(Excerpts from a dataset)
__________
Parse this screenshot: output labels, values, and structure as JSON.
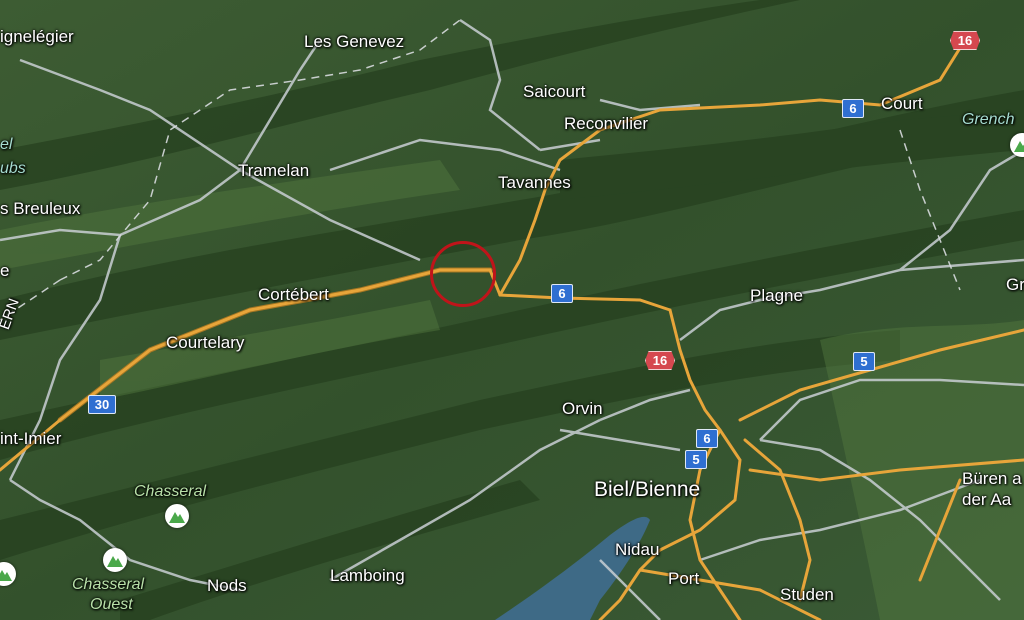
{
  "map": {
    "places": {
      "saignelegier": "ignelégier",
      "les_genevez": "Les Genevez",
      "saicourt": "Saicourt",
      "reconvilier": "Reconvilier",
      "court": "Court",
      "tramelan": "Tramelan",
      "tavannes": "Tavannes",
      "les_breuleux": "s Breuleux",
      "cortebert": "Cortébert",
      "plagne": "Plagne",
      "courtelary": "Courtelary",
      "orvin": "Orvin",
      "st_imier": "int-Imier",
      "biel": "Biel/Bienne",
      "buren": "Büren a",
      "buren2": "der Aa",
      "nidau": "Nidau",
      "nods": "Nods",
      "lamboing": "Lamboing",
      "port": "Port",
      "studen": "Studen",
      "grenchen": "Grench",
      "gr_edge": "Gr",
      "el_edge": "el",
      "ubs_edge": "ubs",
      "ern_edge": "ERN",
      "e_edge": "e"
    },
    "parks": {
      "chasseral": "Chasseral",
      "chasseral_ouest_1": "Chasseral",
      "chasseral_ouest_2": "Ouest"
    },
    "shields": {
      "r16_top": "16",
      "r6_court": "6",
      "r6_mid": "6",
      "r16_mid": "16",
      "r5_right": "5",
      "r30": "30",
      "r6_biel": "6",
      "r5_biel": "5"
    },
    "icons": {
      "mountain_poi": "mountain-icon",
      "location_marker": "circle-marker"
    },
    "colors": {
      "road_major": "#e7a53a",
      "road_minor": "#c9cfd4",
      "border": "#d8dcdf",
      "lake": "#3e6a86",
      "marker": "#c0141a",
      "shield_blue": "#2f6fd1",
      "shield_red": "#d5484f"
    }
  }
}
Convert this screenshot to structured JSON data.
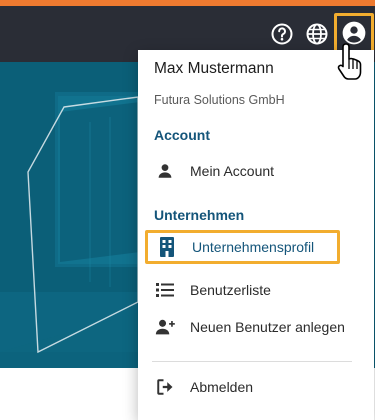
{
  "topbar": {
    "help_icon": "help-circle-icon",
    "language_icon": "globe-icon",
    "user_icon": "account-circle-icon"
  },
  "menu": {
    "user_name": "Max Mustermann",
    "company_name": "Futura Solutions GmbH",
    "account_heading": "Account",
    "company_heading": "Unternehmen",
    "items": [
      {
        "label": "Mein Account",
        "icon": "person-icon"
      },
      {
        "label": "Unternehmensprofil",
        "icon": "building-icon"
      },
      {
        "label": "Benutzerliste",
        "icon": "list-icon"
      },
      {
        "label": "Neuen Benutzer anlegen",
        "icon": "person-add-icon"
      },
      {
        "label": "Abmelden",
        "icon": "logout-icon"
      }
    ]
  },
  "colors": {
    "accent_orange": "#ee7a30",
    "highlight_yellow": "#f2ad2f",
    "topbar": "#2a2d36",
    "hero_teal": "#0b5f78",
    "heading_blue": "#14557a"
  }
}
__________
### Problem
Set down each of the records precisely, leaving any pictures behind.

### Answer section
Parse this screenshot: output labels, values, and structure as JSON.
{
  "map": {
    "places": {
      "saignelegier": "ignelégier",
      "les_genevez": "Les Genevez",
      "saicourt": "Saicourt",
      "reconvilier": "Reconvilier",
      "court": "Court",
      "tramelan": "Tramelan",
      "tavannes": "Tavannes",
      "les_breuleux": "s Breuleux",
      "cortebert": "Cortébert",
      "plagne": "Plagne",
      "courtelary": "Courtelary",
      "orvin": "Orvin",
      "st_imier": "int-Imier",
      "biel": "Biel/Bienne",
      "buren": "Büren a",
      "buren2": "der Aa",
      "nidau": "Nidau",
      "nods": "Nods",
      "lamboing": "Lamboing",
      "port": "Port",
      "studen": "Studen",
      "grenchen": "Grench",
      "gr_edge": "Gr",
      "el_edge": "el",
      "ubs_edge": "ubs",
      "ern_edge": "ERN",
      "e_edge": "e"
    },
    "parks": {
      "chasseral": "Chasseral",
      "chasseral_ouest_1": "Chasseral",
      "chasseral_ouest_2": "Ouest"
    },
    "shields": {
      "r16_top": "16",
      "r6_court": "6",
      "r6_mid": "6",
      "r16_mid": "16",
      "r5_right": "5",
      "r30": "30",
      "r6_biel": "6",
      "r5_biel": "5"
    },
    "icons": {
      "mountain_poi": "mountain-icon",
      "location_marker": "circle-marker"
    },
    "colors": {
      "road_major": "#e7a53a",
      "road_minor": "#c9cfd4",
      "border": "#d8dcdf",
      "lake": "#3e6a86",
      "marker": "#c0141a",
      "shield_blue": "#2f6fd1",
      "shield_red": "#d5484f"
    }
  }
}
Convert this screenshot to structured JSON data.
{
  "topbar": {
    "help_icon": "help-circle-icon",
    "language_icon": "globe-icon",
    "user_icon": "account-circle-icon"
  },
  "menu": {
    "user_name": "Max Mustermann",
    "company_name": "Futura Solutions GmbH",
    "account_heading": "Account",
    "company_heading": "Unternehmen",
    "items": [
      {
        "label": "Mein Account",
        "icon": "person-icon"
      },
      {
        "label": "Unternehmensprofil",
        "icon": "building-icon"
      },
      {
        "label": "Benutzerliste",
        "icon": "list-icon"
      },
      {
        "label": "Neuen Benutzer anlegen",
        "icon": "person-add-icon"
      },
      {
        "label": "Abmelden",
        "icon": "logout-icon"
      }
    ]
  },
  "colors": {
    "accent_orange": "#ee7a30",
    "highlight_yellow": "#f2ad2f",
    "topbar": "#2a2d36",
    "hero_teal": "#0b5f78",
    "heading_blue": "#14557a"
  }
}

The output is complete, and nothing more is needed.